[Start of section]

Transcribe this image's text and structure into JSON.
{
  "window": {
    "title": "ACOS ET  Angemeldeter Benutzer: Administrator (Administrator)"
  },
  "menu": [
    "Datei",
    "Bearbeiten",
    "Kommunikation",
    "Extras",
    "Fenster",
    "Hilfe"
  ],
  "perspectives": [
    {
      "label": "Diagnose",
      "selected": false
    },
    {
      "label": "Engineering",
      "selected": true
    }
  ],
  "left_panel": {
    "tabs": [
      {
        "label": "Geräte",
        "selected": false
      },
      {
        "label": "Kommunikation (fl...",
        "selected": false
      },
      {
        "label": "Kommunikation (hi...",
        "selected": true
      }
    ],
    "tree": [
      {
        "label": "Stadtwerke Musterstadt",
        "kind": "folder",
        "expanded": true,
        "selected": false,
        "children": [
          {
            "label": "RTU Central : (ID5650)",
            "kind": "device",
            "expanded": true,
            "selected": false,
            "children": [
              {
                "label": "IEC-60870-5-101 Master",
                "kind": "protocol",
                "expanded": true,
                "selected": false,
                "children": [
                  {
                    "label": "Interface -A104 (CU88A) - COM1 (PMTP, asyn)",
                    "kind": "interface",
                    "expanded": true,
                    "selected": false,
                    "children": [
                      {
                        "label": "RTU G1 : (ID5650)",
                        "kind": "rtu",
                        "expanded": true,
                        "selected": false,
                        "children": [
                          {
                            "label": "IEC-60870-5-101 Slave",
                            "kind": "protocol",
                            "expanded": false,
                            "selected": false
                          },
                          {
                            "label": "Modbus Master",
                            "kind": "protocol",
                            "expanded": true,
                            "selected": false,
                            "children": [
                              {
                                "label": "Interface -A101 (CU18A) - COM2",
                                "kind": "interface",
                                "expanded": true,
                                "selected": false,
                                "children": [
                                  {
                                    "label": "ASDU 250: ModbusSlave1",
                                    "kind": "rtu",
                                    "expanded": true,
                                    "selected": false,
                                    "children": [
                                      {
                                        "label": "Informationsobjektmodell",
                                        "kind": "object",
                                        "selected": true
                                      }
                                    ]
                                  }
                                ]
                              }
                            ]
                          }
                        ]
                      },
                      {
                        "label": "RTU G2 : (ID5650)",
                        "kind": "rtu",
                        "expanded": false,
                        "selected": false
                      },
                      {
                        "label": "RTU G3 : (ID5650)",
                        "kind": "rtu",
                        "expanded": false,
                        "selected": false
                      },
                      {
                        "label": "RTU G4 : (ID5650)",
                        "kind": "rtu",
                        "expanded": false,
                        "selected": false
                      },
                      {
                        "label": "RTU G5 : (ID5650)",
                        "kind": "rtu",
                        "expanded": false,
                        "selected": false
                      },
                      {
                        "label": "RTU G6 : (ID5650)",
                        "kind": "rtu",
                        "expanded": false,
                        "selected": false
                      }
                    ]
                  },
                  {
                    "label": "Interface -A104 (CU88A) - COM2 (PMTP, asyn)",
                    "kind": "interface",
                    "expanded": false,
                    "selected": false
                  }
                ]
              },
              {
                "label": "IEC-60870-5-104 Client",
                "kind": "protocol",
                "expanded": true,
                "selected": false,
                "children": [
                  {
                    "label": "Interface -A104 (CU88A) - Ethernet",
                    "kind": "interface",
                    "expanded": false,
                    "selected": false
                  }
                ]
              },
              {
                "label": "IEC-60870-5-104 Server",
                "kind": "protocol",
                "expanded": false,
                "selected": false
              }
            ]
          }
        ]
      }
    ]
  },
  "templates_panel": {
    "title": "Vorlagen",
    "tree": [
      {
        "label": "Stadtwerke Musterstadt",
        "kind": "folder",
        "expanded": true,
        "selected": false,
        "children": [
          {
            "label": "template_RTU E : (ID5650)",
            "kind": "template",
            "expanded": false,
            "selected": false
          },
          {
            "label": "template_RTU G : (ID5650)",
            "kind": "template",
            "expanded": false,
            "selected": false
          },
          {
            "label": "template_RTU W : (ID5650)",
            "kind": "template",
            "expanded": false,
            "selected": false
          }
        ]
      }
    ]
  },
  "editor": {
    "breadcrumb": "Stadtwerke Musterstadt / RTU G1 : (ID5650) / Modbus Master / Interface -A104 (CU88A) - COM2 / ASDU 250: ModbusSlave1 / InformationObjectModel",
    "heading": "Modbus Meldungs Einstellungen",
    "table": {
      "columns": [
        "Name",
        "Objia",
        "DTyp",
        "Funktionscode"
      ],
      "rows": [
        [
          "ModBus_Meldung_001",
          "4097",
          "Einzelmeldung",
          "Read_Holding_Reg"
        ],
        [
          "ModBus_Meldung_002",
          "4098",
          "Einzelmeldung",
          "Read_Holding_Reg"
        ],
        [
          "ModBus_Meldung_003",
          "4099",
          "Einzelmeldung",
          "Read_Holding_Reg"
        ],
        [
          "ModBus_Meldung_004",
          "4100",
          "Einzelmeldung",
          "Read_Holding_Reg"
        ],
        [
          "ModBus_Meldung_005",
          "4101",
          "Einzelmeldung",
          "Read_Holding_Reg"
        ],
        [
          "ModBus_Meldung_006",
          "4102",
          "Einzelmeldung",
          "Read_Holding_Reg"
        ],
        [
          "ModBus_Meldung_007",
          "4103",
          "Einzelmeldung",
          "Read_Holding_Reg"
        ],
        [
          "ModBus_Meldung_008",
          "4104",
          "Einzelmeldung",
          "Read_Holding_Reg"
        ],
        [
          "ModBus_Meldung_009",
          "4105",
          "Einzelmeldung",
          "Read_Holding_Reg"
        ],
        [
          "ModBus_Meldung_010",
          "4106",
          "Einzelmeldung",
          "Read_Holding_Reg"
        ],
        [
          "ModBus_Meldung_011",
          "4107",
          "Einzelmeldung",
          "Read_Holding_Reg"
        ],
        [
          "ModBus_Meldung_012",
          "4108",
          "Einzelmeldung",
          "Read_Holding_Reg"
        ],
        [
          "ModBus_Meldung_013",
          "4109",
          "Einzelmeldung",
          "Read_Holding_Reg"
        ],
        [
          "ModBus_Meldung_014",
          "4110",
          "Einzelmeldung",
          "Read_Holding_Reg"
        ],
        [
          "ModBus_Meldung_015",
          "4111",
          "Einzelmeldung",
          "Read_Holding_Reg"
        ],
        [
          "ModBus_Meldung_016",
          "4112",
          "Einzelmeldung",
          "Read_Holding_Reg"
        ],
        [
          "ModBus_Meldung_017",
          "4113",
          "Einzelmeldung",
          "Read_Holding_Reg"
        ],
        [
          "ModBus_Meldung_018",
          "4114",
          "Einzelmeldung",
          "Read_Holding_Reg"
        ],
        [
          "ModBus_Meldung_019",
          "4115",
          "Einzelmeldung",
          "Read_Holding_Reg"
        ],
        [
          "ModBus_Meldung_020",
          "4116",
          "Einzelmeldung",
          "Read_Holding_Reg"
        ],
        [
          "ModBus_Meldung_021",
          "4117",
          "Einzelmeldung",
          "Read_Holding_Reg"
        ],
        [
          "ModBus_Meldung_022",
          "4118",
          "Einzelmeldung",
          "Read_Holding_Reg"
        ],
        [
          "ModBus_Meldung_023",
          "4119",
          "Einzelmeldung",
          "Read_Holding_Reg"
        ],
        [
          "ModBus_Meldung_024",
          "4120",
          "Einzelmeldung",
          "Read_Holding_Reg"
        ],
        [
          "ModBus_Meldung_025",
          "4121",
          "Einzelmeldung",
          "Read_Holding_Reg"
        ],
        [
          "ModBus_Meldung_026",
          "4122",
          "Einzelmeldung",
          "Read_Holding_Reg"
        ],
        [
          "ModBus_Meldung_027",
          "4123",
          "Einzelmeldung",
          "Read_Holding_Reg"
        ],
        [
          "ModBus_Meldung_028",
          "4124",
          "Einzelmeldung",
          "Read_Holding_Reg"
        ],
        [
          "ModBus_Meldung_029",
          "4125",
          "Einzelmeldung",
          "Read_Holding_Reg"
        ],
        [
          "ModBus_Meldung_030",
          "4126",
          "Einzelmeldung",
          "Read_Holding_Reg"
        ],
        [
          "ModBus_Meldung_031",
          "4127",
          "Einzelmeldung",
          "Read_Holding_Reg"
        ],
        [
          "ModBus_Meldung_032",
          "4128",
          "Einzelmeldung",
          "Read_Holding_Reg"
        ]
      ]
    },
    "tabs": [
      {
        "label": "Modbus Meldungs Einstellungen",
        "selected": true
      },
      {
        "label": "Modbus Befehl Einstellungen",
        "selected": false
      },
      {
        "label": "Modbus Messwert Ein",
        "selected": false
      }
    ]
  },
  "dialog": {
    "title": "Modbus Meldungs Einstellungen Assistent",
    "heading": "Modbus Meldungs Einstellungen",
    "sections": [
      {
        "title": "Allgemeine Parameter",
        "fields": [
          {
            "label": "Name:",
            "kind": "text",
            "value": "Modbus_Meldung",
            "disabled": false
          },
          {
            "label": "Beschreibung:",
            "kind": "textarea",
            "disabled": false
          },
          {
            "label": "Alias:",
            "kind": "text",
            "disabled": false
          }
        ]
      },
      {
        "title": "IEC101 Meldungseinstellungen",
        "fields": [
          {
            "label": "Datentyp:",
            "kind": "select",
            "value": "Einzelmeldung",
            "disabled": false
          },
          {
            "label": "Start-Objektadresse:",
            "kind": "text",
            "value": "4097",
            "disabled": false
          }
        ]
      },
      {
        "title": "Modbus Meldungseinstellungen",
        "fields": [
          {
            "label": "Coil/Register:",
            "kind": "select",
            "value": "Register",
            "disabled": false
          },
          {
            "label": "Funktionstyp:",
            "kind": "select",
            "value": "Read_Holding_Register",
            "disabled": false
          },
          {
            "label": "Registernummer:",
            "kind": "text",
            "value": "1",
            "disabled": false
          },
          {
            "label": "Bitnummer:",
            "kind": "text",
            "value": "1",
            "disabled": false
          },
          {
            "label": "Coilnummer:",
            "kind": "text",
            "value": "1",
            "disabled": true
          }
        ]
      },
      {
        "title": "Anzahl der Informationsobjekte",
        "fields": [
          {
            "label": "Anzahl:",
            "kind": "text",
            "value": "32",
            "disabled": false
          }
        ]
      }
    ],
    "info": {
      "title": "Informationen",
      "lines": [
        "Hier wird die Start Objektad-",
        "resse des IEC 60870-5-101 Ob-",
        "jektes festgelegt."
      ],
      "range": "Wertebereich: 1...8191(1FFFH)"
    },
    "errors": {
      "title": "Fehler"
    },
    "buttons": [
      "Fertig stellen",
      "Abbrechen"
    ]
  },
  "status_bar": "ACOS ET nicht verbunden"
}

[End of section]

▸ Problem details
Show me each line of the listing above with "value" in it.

▸ Exercise output
            "value": "Modbus_Meldung",
            "value": "Einzelmeldung",
            "value": "4097",
            "value": "Register",
            "value": "Read_Holding_Register",
            "value": "1",
            "value": "1",
            "value": "1",
            "value": "32",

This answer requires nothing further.